- DATA FOR THE TASK
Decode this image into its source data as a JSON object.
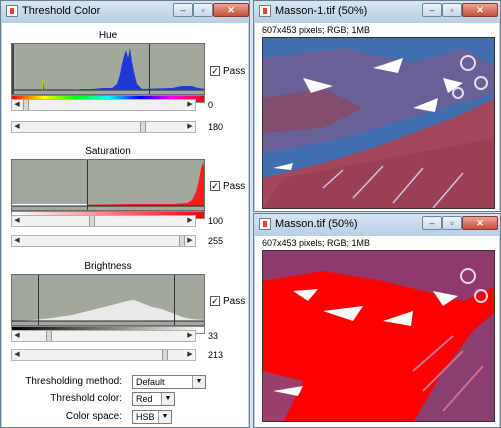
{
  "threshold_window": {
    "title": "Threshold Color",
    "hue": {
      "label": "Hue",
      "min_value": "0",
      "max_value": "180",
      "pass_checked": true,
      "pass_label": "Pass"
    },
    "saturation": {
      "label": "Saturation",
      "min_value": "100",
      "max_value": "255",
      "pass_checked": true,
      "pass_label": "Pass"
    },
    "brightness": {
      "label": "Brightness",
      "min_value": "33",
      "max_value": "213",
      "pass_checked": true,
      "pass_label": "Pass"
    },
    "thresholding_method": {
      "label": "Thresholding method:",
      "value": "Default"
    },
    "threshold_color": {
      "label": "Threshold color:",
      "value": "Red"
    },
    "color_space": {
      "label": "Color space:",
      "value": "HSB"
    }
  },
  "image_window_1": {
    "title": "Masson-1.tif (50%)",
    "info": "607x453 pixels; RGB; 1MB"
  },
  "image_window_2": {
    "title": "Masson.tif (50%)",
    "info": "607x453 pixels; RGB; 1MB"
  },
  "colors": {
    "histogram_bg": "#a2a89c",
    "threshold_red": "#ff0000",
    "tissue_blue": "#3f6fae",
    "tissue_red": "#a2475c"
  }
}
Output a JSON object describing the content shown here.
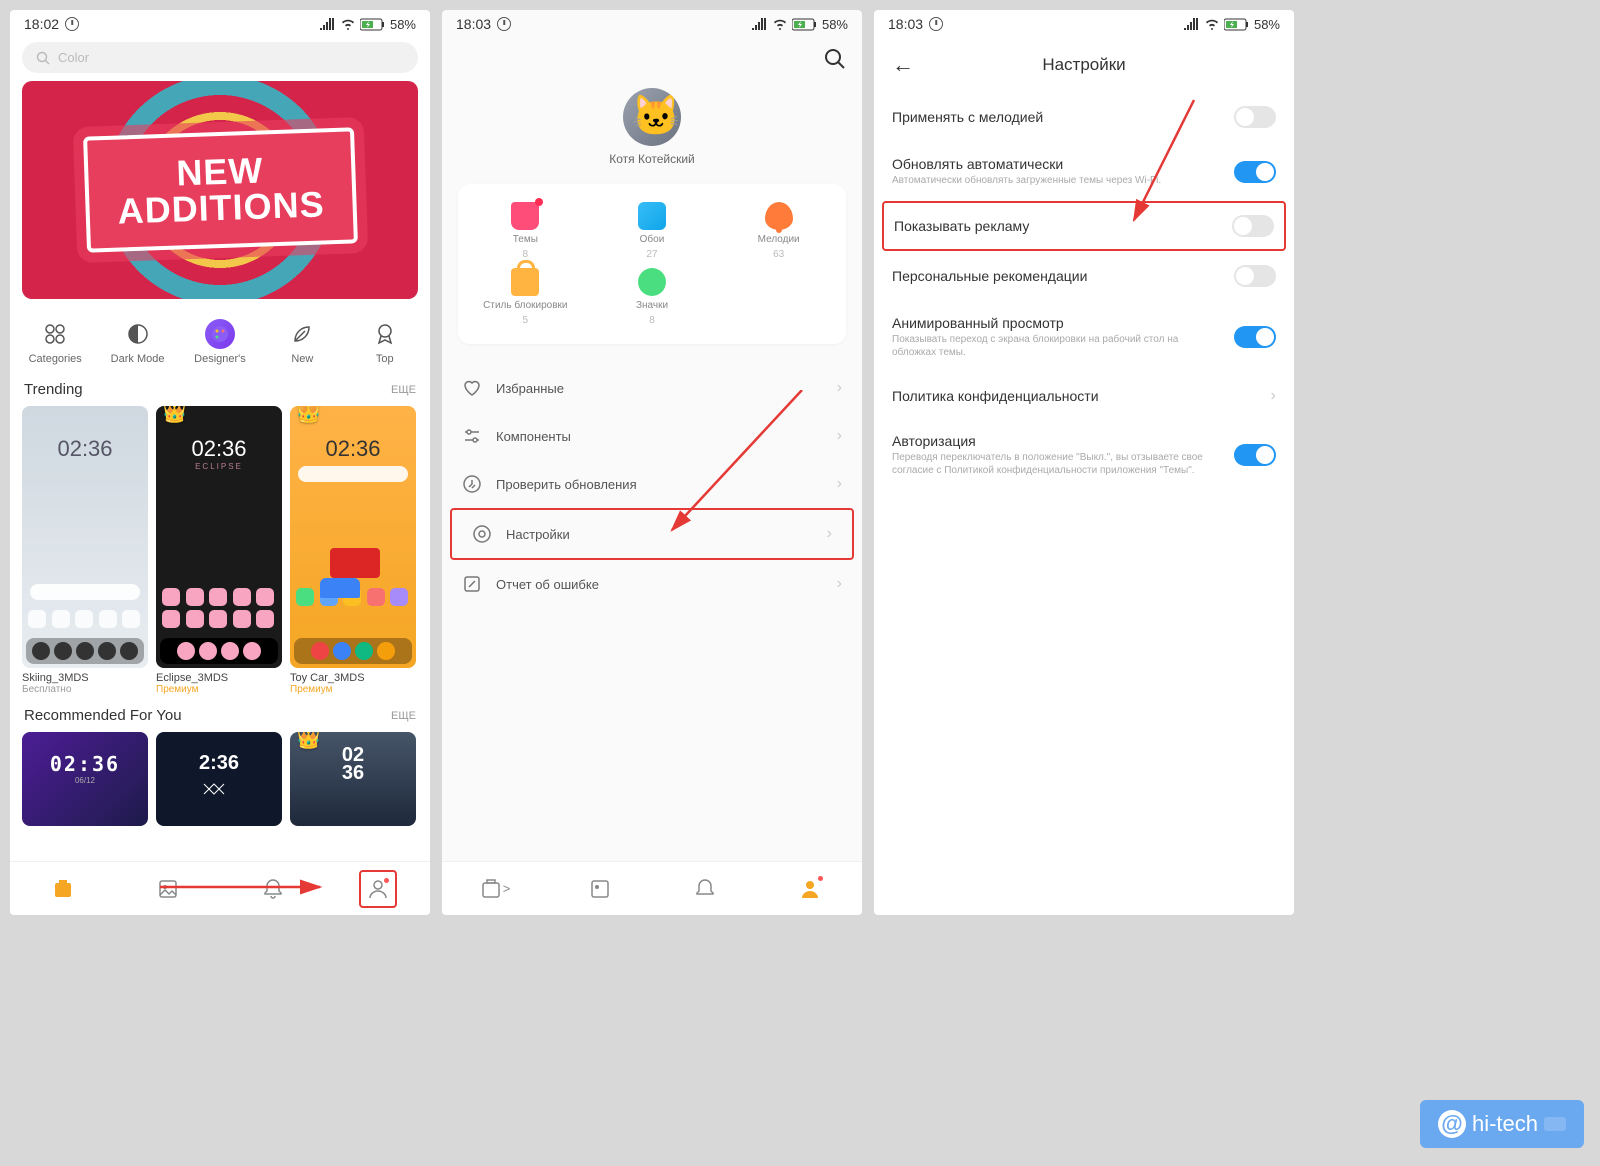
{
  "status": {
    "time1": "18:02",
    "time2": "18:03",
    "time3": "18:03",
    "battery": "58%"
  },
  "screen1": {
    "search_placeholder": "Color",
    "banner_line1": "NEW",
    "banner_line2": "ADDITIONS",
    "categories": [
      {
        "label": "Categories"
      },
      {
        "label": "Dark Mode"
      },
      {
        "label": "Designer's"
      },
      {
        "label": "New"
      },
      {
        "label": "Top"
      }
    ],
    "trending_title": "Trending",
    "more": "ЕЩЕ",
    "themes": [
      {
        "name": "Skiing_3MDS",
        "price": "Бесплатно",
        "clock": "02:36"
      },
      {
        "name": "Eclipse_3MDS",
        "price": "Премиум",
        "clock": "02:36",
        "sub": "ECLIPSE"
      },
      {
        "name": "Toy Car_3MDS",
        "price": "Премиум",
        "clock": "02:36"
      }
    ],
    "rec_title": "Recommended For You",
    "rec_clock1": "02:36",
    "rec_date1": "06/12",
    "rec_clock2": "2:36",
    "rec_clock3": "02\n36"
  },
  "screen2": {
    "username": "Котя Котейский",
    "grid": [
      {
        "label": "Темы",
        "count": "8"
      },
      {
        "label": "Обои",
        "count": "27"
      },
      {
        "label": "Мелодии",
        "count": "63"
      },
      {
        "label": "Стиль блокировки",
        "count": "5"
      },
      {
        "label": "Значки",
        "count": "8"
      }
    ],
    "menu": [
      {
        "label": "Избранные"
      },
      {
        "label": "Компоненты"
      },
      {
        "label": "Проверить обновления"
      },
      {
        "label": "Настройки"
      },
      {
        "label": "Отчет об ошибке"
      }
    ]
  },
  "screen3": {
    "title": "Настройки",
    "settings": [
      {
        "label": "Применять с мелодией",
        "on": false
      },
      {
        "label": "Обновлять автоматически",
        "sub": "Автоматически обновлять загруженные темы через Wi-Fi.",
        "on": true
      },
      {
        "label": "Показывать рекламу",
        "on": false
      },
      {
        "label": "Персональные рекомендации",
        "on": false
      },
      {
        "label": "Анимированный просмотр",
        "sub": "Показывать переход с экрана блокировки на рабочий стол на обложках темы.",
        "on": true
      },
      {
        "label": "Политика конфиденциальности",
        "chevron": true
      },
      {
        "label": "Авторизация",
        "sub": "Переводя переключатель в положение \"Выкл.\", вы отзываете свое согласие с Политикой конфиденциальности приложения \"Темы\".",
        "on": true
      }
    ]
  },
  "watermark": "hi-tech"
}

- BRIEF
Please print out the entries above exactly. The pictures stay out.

- RESULT
Decode this image into its source data as a JSON object.
{
  "threshold_window": {
    "title": "Threshold Color",
    "hue": {
      "label": "Hue",
      "min_value": "0",
      "max_value": "180",
      "pass_checked": true,
      "pass_label": "Pass"
    },
    "saturation": {
      "label": "Saturation",
      "min_value": "100",
      "max_value": "255",
      "pass_checked": true,
      "pass_label": "Pass"
    },
    "brightness": {
      "label": "Brightness",
      "min_value": "33",
      "max_value": "213",
      "pass_checked": true,
      "pass_label": "Pass"
    },
    "thresholding_method": {
      "label": "Thresholding method:",
      "value": "Default"
    },
    "threshold_color": {
      "label": "Threshold color:",
      "value": "Red"
    },
    "color_space": {
      "label": "Color space:",
      "value": "HSB"
    }
  },
  "image_window_1": {
    "title": "Masson-1.tif (50%)",
    "info": "607x453 pixels; RGB; 1MB"
  },
  "image_window_2": {
    "title": "Masson.tif (50%)",
    "info": "607x453 pixels; RGB; 1MB"
  },
  "colors": {
    "histogram_bg": "#a2a89c",
    "threshold_red": "#ff0000",
    "tissue_blue": "#3f6fae",
    "tissue_red": "#a2475c"
  }
}
Output a JSON object describing the content shown here.
{
  "status": {
    "time1": "18:02",
    "time2": "18:03",
    "time3": "18:03",
    "battery": "58%"
  },
  "screen1": {
    "search_placeholder": "Color",
    "banner_line1": "NEW",
    "banner_line2": "ADDITIONS",
    "categories": [
      {
        "label": "Categories"
      },
      {
        "label": "Dark Mode"
      },
      {
        "label": "Designer's"
      },
      {
        "label": "New"
      },
      {
        "label": "Top"
      }
    ],
    "trending_title": "Trending",
    "more": "ЕЩЕ",
    "themes": [
      {
        "name": "Skiing_3MDS",
        "price": "Бесплатно",
        "clock": "02:36"
      },
      {
        "name": "Eclipse_3MDS",
        "price": "Премиум",
        "clock": "02:36",
        "sub": "ECLIPSE"
      },
      {
        "name": "Toy Car_3MDS",
        "price": "Премиум",
        "clock": "02:36"
      }
    ],
    "rec_title": "Recommended For You",
    "rec_clock1": "02:36",
    "rec_date1": "06/12",
    "rec_clock2": "2:36",
    "rec_clock3": "02\n36"
  },
  "screen2": {
    "username": "Котя Котейский",
    "grid": [
      {
        "label": "Темы",
        "count": "8"
      },
      {
        "label": "Обои",
        "count": "27"
      },
      {
        "label": "Мелодии",
        "count": "63"
      },
      {
        "label": "Стиль блокировки",
        "count": "5"
      },
      {
        "label": "Значки",
        "count": "8"
      }
    ],
    "menu": [
      {
        "label": "Избранные"
      },
      {
        "label": "Компоненты"
      },
      {
        "label": "Проверить обновления"
      },
      {
        "label": "Настройки"
      },
      {
        "label": "Отчет об ошибке"
      }
    ]
  },
  "screen3": {
    "title": "Настройки",
    "settings": [
      {
        "label": "Применять с мелодией",
        "on": false
      },
      {
        "label": "Обновлять автоматически",
        "sub": "Автоматически обновлять загруженные темы через Wi-Fi.",
        "on": true
      },
      {
        "label": "Показывать рекламу",
        "on": false
      },
      {
        "label": "Персональные рекомендации",
        "on": false
      },
      {
        "label": "Анимированный просмотр",
        "sub": "Показывать переход с экрана блокировки на рабочий стол на обложках темы.",
        "on": true
      },
      {
        "label": "Политика конфиденциальности",
        "chevron": true
      },
      {
        "label": "Авторизация",
        "sub": "Переводя переключатель в положение \"Выкл.\", вы отзываете свое согласие с Политикой конфиденциальности приложения \"Темы\".",
        "on": true
      }
    ]
  },
  "watermark": "hi-tech"
}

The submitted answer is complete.